Often a difficulty with writing or accessing the curriculum will be identified by the class team or parents, and they may be dealt with effectively within the school and home, without the need to seek input from other professionals. If however the pupil’s needs are more complex requiring further assessment or advice, a referral to Occupational Therapy may be required.
The Occupational Therapist will work with the pupil, the teacher, parents and other professionals involved (e.g. speech and language therapy), in order to carry out a functional assessment, and understand the pupil’s individual needs.

This assessment may include;

  • Selecting the most effective means of accessing the curriculum based on physical, cognitive and sensory assessment.
  • Selection of the most appropriate equipment.
  • Assessment of seating and positioning of equipment.
  • Assessment of the classroom environment.

Hardware and Software

Technology can be divided into 2 different areas; Hardware and Software


Hardware is the collection of physical parts of the computer including the computer itself, monitor/screen, and various accessing methods e.g. different keyboards, mice and switches. There are many varieties of keyboards, mice and switches that could help improve access to computers, smart devices, toys, games, communication devices and environmental controls, depending on individual need.

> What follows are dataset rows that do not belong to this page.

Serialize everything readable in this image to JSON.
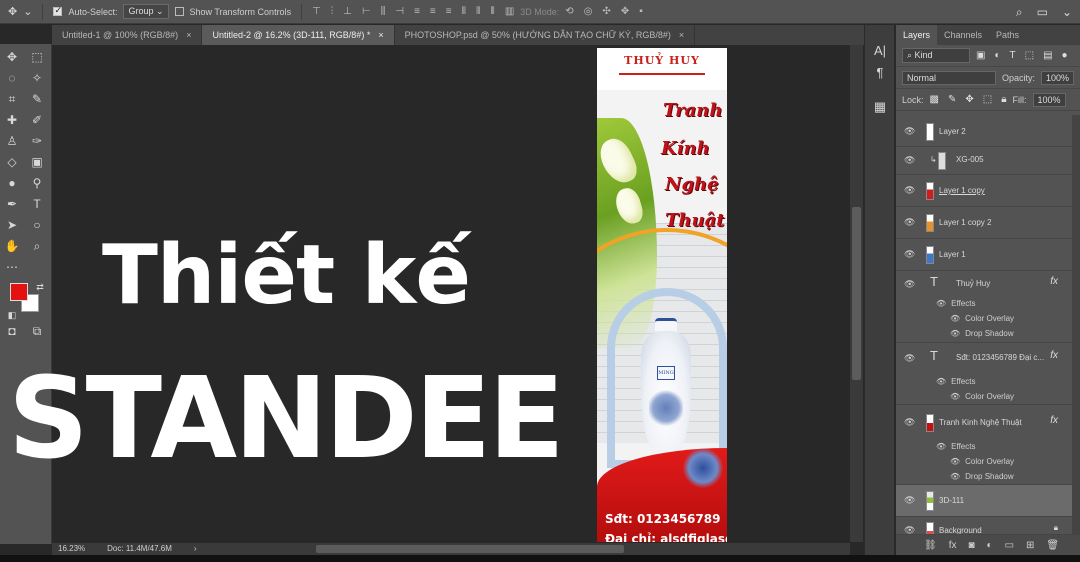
{
  "options_bar": {
    "auto_select_label": "Auto-Select:",
    "auto_select_value": "Group",
    "show_transform_label": "Show Transform Controls",
    "mode_3d_label": "3D Mode:"
  },
  "tabs": [
    {
      "label": "Untitled-1 @ 100% (RGB/8#)",
      "close": "×"
    },
    {
      "label": "Untitled-2 @ 16.2% (3D-111, RGB/8#) *",
      "close": "×"
    },
    {
      "label": "PHOTOSHOP.psd @ 50% (HƯỚNG DẪN TẠO CHỮ KÝ, RGB/8#)",
      "close": "×"
    }
  ],
  "overlay": {
    "line1": "Thiết kế",
    "line2": "STANDEE"
  },
  "standee": {
    "name": "THUỶ HUY",
    "script": [
      "Tranh",
      "Kính",
      "Nghệ",
      "Thuật"
    ],
    "vase_label": "MING",
    "phone": "Sđt: 0123456789",
    "address": "Đại chỉ: alsdfiglasg"
  },
  "status_bar": {
    "zoom": "16.23%",
    "doc": "Doc: 11.4M/47.6M",
    "arrow": "›"
  },
  "colors": {
    "foreground": "#e3110f",
    "background": "#ffffff"
  },
  "layers_panel": {
    "tabs": [
      "Layers",
      "Channels",
      "Paths"
    ],
    "kind_label": "Kind",
    "blend_mode": "Normal",
    "opacity_label": "Opacity:",
    "opacity_value": "100%",
    "lock_label": "Lock:",
    "fill_label": "Fill:",
    "fill_value": "100%",
    "layers": [
      {
        "name": "Layer 2"
      },
      {
        "name": "XG-005"
      },
      {
        "name": "Layer 1 copy"
      },
      {
        "name": "Layer 1 copy 2"
      },
      {
        "name": "Layer 1"
      },
      {
        "name": "Thuỷ Huy",
        "fx": "fx",
        "effects_label": "Effects",
        "effects": [
          "Color Overlay",
          "Drop Shadow"
        ]
      },
      {
        "name": "Sđt: 0123456789 Đại c...",
        "fx": "fx",
        "effects_label": "Effects",
        "effects": [
          "Color Overlay"
        ]
      },
      {
        "name": "Tranh Kinh Nghệ Thuật",
        "fx": "fx",
        "effects_label": "Effects",
        "effects": [
          "Color Overlay",
          "Drop Shadow"
        ]
      },
      {
        "name": "3D-111"
      },
      {
        "name": "Background"
      }
    ]
  },
  "icons": {
    "move": "move-icon",
    "marquee": "marquee-icon",
    "lasso": "lasso-icon",
    "wand": "magic-wand-icon",
    "crop": "crop-icon",
    "eyedropper": "eyedropper-icon",
    "heal": "healing-icon",
    "brush": "brush-icon",
    "stamp": "stamp-icon",
    "history": "history-brush-icon",
    "eraser": "eraser-icon",
    "gradient": "gradient-icon",
    "blur": "blur-icon",
    "dodge": "dodge-icon",
    "pen": "pen-icon",
    "type": "type-icon",
    "select": "path-select-icon",
    "shape": "ellipse-icon",
    "hand": "hand-icon",
    "zoom": "zoom-icon"
  }
}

Keyboards – e.g. standard, jumbo/enlarged, mini keyboards, uni-lateral keyboard, overlay key guards and on-screen keyboard (operated by touch screen or cursor).

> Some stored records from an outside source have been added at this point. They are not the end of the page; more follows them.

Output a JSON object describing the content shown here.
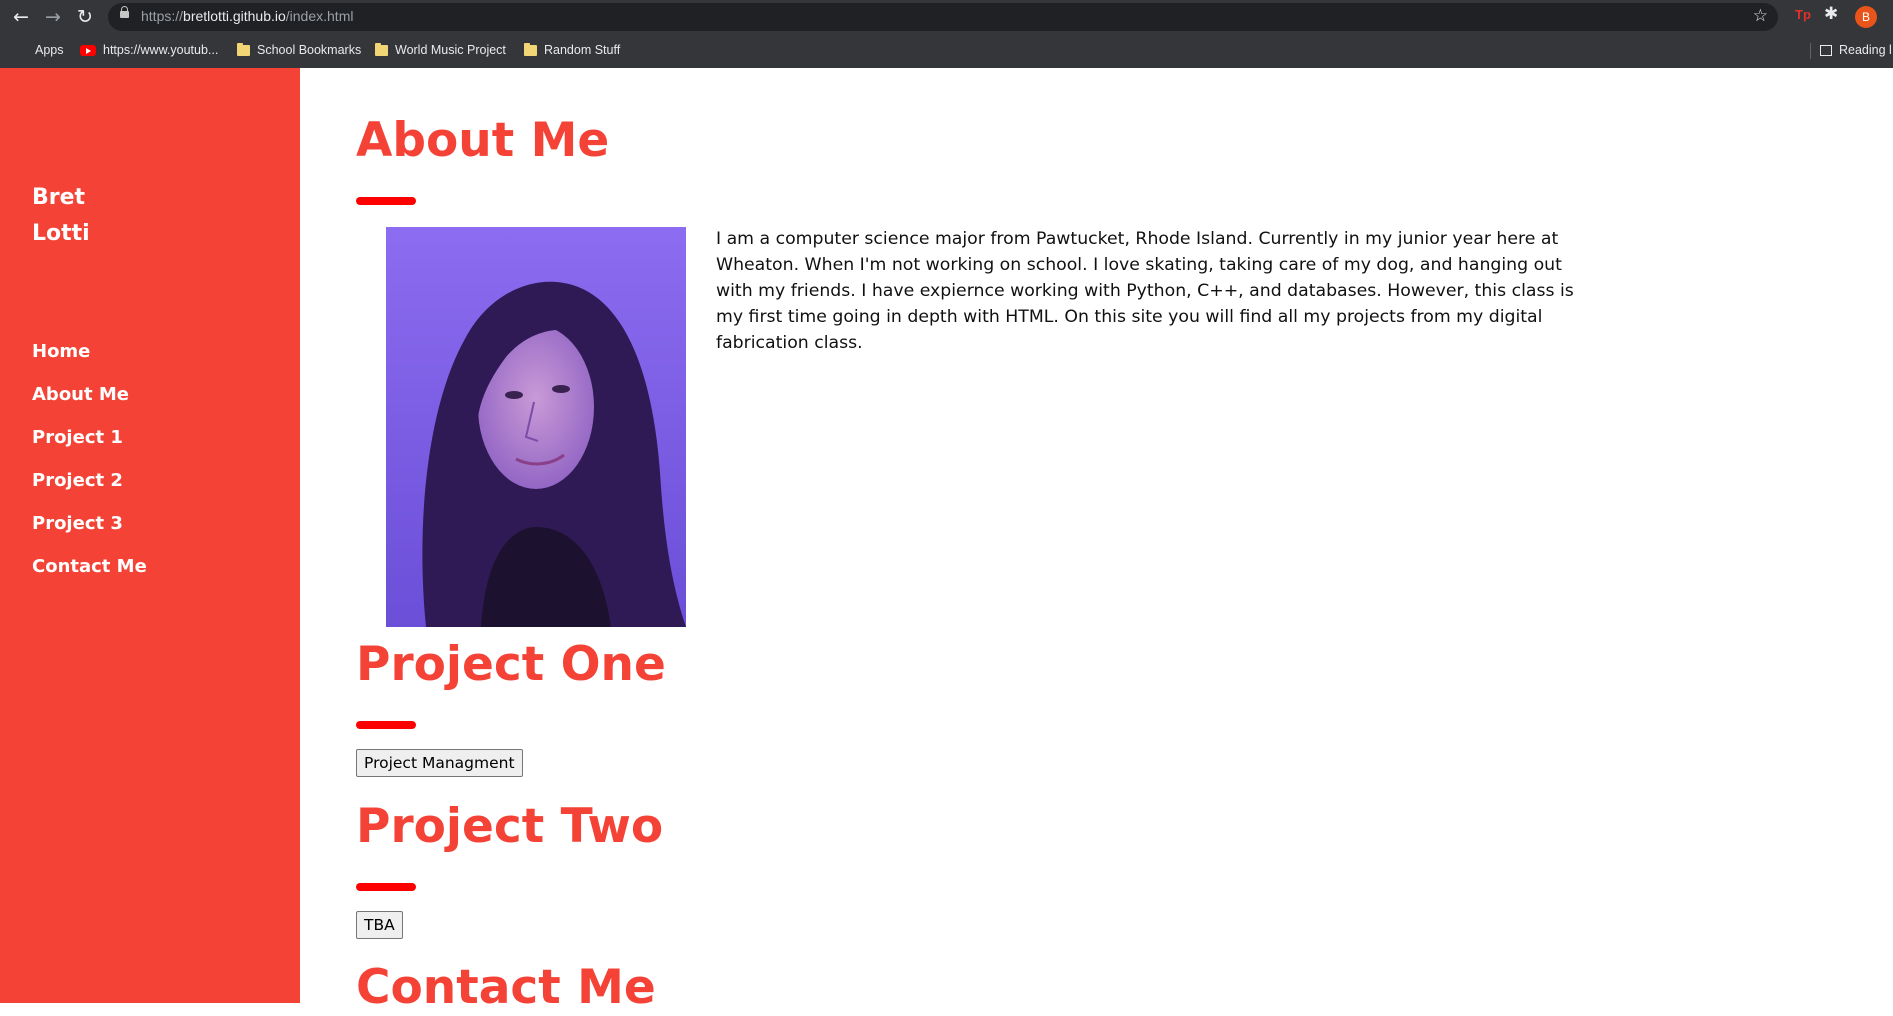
{
  "browser": {
    "url_scheme": "https://",
    "url_host": "bretlotti.github.io",
    "url_path": "/index.html",
    "extension_label": "Tp",
    "profile_initial": "B",
    "bookmarks": [
      {
        "label": "Apps",
        "icon": "apps-grid-icon"
      },
      {
        "label": "https://www.youtub...",
        "icon": "youtube-icon"
      },
      {
        "label": "School Bookmarks",
        "icon": "folder-icon"
      },
      {
        "label": "World Music Project",
        "icon": "folder-icon"
      },
      {
        "label": "Random Stuff",
        "icon": "folder-icon"
      }
    ],
    "reading_list_label": "Reading l"
  },
  "sidebar": {
    "brand_first": "Bret",
    "brand_last": "Lotti",
    "nav": [
      "Home",
      "About Me",
      "Project 1",
      "Project 2",
      "Project 3",
      "Contact Me"
    ]
  },
  "about": {
    "title": "About Me",
    "bio": "I am a computer science major from Pawtucket, Rhode Island. Currently in my junior year here at Wheaton. When I'm not working on school. I love skating, taking care of my dog, and hanging out with my friends. I have expiernce working with Python, C++, and databases. However, this class is my first time going in depth with HTML. On this site you will find all my projects from my digital fabrication class."
  },
  "project_one": {
    "title": "Project One",
    "button_label": "Project Managment"
  },
  "project_two": {
    "title": "Project Two",
    "button_label": "TBA"
  },
  "contact": {
    "title": "Contact Me"
  },
  "colors": {
    "sidebar_bg": "#f44336",
    "heading": "#f44336",
    "accent_bar": "#ff0000"
  }
}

Mouse – e.g. small (designed for a small child’s hand), uni-button, (could be used at early stages of accessing technology or if there are difficulties with left/right discrimination), standard click, double click, wireless, roller ball, joystick, and thumb mouse (helpful when there is limited dexterity).


Switches – e.g. tilt, infrared, squeeze, pal pad, spec, button, lever, pincer grip switches and ‘suck and blow’ mouth operated switches.

Switches can be operated by different parts of the body, and positioned or secured on desks, wheelchairs, trays, class chairs, or special mounting devices etc. Following assessment, the Occupational Therapist will be able to advise on the most suitable switch and functional use, for example, a button switch positioned on a class chair head rest or suitable support to enable head control. 

Switch access could be improved through the use of a mobile arm support. This is a device which supports the individuals arm in a free moving gutter, attached either to the desk or chair/wheelchair. It could be beneficial for pupils with limited upper limb power.


There is a wide range of software packages available to improve access to computers and smart devices, e.g. communication software, education software, games programmes, website access and Apps, with a variety of operating methods.

Eye Gaze technology – uses eye movements to access computers and smart devices.

Touch screen technology – e.g. large interactive screens, tablets or smart phones.


Educational programmes and Apps – for computers and smart devices, offer support with numeracy, reading, writing, literacy, composition and recording of work (e.g. Read and Write Gold and Clicker), and other curricular subjects. A wide range of specific tools can be selected to meet individual needs, e.g. word prediction, talking dictionary, picture dictionary, talking calculator and talk back.